WHAT THE TASK ASKS => Search the data for the string "HoseCompFittings", and report each line where it is found.

Stored data
● ● ●

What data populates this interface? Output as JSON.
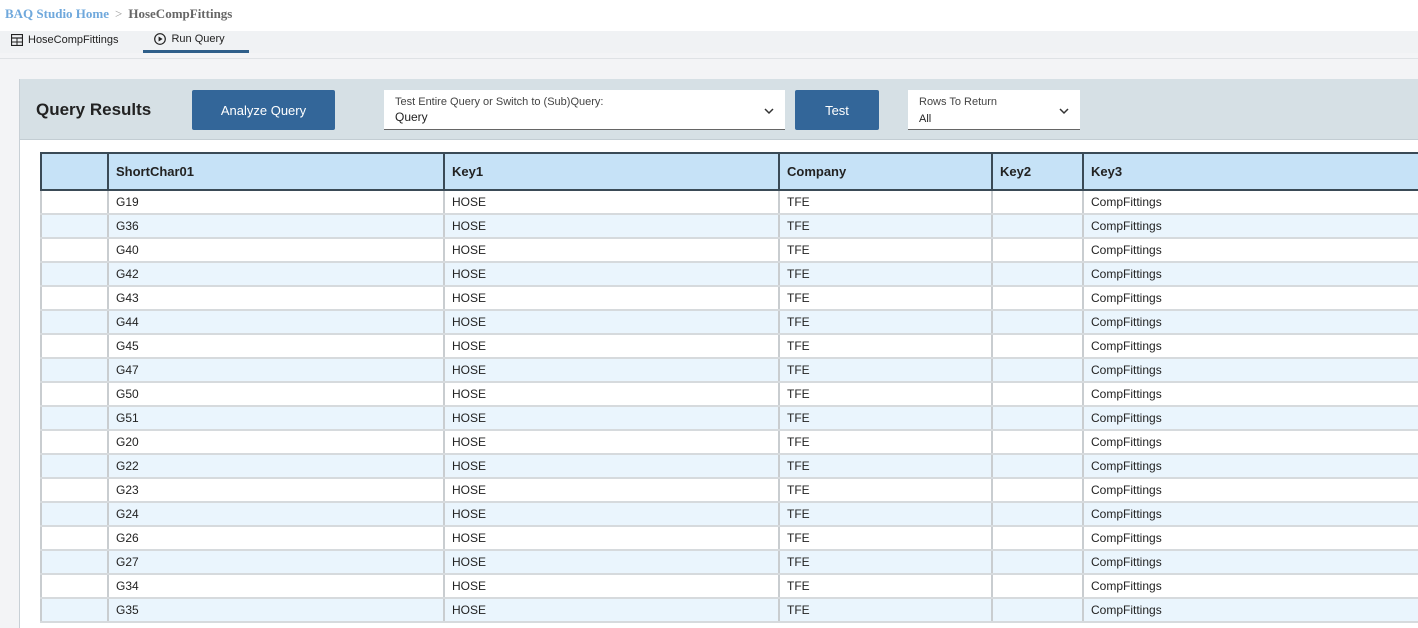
{
  "breadcrumb": {
    "home": "BAQ Studio Home",
    "separator": ">",
    "current": "HoseCompFittings"
  },
  "tabs": [
    {
      "label": "HoseCompFittings",
      "icon": "grid-icon"
    },
    {
      "label": "Run Query",
      "icon": "play-circle-icon"
    }
  ],
  "panel": {
    "title": "Query Results",
    "analyze_label": "Analyze Query",
    "query_dropdown": {
      "label": "Test Entire Query or Switch to (Sub)Query:",
      "value": "Query"
    },
    "test_label": "Test",
    "rows_dropdown": {
      "label": "Rows To Return",
      "value": "All"
    }
  },
  "table": {
    "columns": [
      "",
      "ShortChar01",
      "Key1",
      "Company",
      "Key2",
      "Key3"
    ],
    "rows": [
      [
        "",
        "G19",
        "HOSE",
        "TFE",
        "",
        "CompFittings"
      ],
      [
        "",
        "G36",
        "HOSE",
        "TFE",
        "",
        "CompFittings"
      ],
      [
        "",
        "G40",
        "HOSE",
        "TFE",
        "",
        "CompFittings"
      ],
      [
        "",
        "G42",
        "HOSE",
        "TFE",
        "",
        "CompFittings"
      ],
      [
        "",
        "G43",
        "HOSE",
        "TFE",
        "",
        "CompFittings"
      ],
      [
        "",
        "G44",
        "HOSE",
        "TFE",
        "",
        "CompFittings"
      ],
      [
        "",
        "G45",
        "HOSE",
        "TFE",
        "",
        "CompFittings"
      ],
      [
        "",
        "G47",
        "HOSE",
        "TFE",
        "",
        "CompFittings"
      ],
      [
        "",
        "G50",
        "HOSE",
        "TFE",
        "",
        "CompFittings"
      ],
      [
        "",
        "G51",
        "HOSE",
        "TFE",
        "",
        "CompFittings"
      ],
      [
        "",
        "G20",
        "HOSE",
        "TFE",
        "",
        "CompFittings"
      ],
      [
        "",
        "G22",
        "HOSE",
        "TFE",
        "",
        "CompFittings"
      ],
      [
        "",
        "G23",
        "HOSE",
        "TFE",
        "",
        "CompFittings"
      ],
      [
        "",
        "G24",
        "HOSE",
        "TFE",
        "",
        "CompFittings"
      ],
      [
        "",
        "G26",
        "HOSE",
        "TFE",
        "",
        "CompFittings"
      ],
      [
        "",
        "G27",
        "HOSE",
        "TFE",
        "",
        "CompFittings"
      ],
      [
        "",
        "G34",
        "HOSE",
        "TFE",
        "",
        "CompFittings"
      ],
      [
        "",
        "G35",
        "HOSE",
        "TFE",
        "",
        "CompFittings"
      ]
    ]
  },
  "colors": {
    "accent": "#336699",
    "header_bg": "#c6e2f7",
    "alt_row": "#eaf5fd",
    "link": "#6fa8dc"
  }
}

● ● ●

RESULT FOR THIS TASK =>
    "current": "HoseCompFittings"
      "label": "HoseCompFittings",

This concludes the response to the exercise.